Film-maker Phil Grabsky has a CV which would put many better-known directors to shame. Incredibly, all of his work consists of documentaries, mostly in the field, of arts, history and biography. Despite having three new works in production, he took some time out to chat to Glam prior to his visit to Australia this week.
I’ve been making documentaries for over 30 years now. I actually made my first doco at film school and subsequently sold it to television. Then I was asked to make another doco for tv and had to form a company to do that…so basically, straight out of college I became an independent producer and director. And frankly, I’ve never wanted to do anything else! Any film you make is about storytelling.
Grabsky is particularly known for his series Exhibition on Screen. These films look at particular artists, mostly based around a specific exhibition, which could be at any gallery around the world. These works have been surprisingly successful.
Exhibition on Screen started in 2009, and the truth of the matter is, we risked the entire company to go with our feeling that there is an international audience for these types of films. And despite people thinking that we were mad, we were going to prove them wrong.
This coincided with the general development of “event cinema” from places like the Metropolitan Opera, the Royal Opera House, National Theatre Live and so forth. They all became extremely popular.
I’ve just finished my 19th Exhibition on Screen. And in these films, the particular exhibition is a springboard for a fresh look at that artist.
The latest in the series to open in Australia is David Hockney at the Royal Academy of Arts, and revolves around two exhibitions: A Bigger Picture from 2012 and 82 Portraits and One Still-life from 2016.
A Bigger Picture features a range of landscape works from the period when Hockney returned from his home in California, to spend several months back in his birthplace of Yorkshire. The older artist revisits the places of his child-hood and youth, expressing himself on canvas, iPad and film. 82 Portraits is considered to be one work. Each of his subjects sat for only three days: a very short time for a portrait. They were each posed on the same platform, sitting in the same chair, thus emphasizing the individual differences in shoes, posture, facial expression and so forth. Subjects for these portraits included friends, colleagues, art collectors, the children of friends, and even Hockney’s long-term muse, Celia Birtwell.
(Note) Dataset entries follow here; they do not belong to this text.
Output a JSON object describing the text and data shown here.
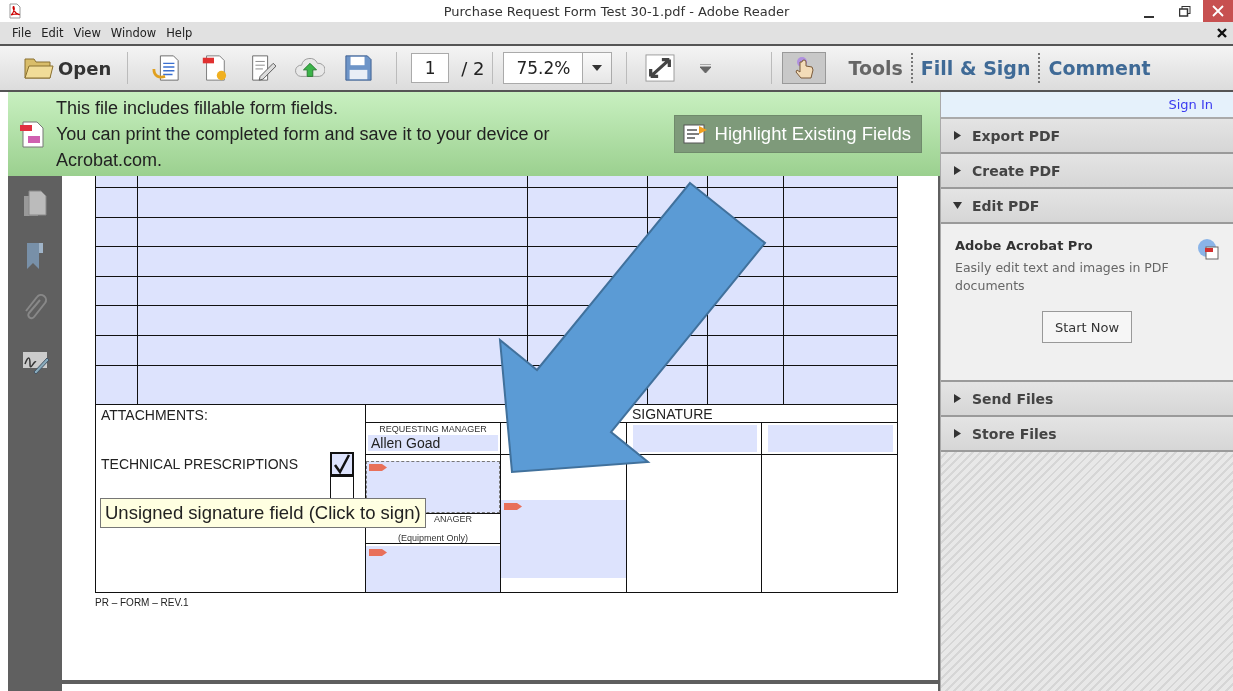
{
  "window": {
    "title": "Purchase Request Form Test 30-1.pdf - Adobe Reader"
  },
  "menu": [
    "File",
    "Edit",
    "View",
    "Window",
    "Help"
  ],
  "toolbar": {
    "open_label": "Open",
    "page": "1",
    "page_total": "/ 2",
    "zoom": "75.2%",
    "hand_tool": {
      "pressed": true
    },
    "panes": [
      {
        "label": "Tools",
        "selected": true
      },
      {
        "label": "Fill & Sign",
        "selected": false
      },
      {
        "label": "Comment",
        "selected": false
      }
    ]
  },
  "notice": {
    "lines": [
      "This file includes fillable form fields.",
      "You can print the completed form and save it to your device or Acrobat.com."
    ],
    "button": "Highlight Existing Fields"
  },
  "form": {
    "attachments_title": "ATTACHMENTS:",
    "attachments": [
      {
        "label": "TECHNICAL PRESCRIPTIONS",
        "checked": true
      },
      {
        "checked": false
      }
    ],
    "signature_heading": "SIGNATURE",
    "requesting_manager": {
      "label": "REQUESTING MANAGER",
      "value": "Allen Goad"
    },
    "second_manager": {
      "label": "ANAGER",
      "note": "(Equipment Only)"
    },
    "footer": "PR – FORM – REV.1"
  },
  "tooltip": "Unsigned signature field (Click to sign)",
  "right_panel": {
    "sign_in": "Sign In",
    "sections": [
      {
        "title": "Export PDF",
        "expanded": false
      },
      {
        "title": "Create PDF",
        "expanded": false
      },
      {
        "title": "Edit PDF",
        "expanded": true,
        "promo": {
          "title": "Adobe Acrobat Pro",
          "text": "Easily edit text and images in PDF documents",
          "button": "Start Now"
        }
      },
      {
        "title": "Send Files",
        "expanded": false
      },
      {
        "title": "Store Files",
        "expanded": false
      }
    ]
  }
}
Grabsky allows his camera to linger over certain works, so that, as audience members, we don’t feel rushed. This is a deliberate choice.
One of the things I’ve learnt is that when you look at a painting, for the first 15-20 seconds, your eye is being controlled by the artist. After that time you start to look again, and you start to make your own decisions. So sometimes, in the films, we will leave a painting up on the screen for 30 seconds. And then we introduce the curator or a historian to talk about it. We’re keeping the audience engaged. Not lecturing them but answering the questions that they have formed in their own minds. I’m trying to encourage people to look.
Luckily, Hockney himself is still alive and as articulate as ever, so much of this film sees the artist talking about his own work, along with curators, historians and other commentators.
This is a work for lovers of Hockney, of art in general and of good documentaries. It is an astonishingly engaging piece of film.
Phil Grabsky will be attending the premiere of David Hockney at the Royal Academy, and participating in a Q & A after the screening, this Saturday 5th May at Palace Nova Eastend at 6.15pm.
This one is sure to sell-out, so grab your tickets now.
Read more about the film here.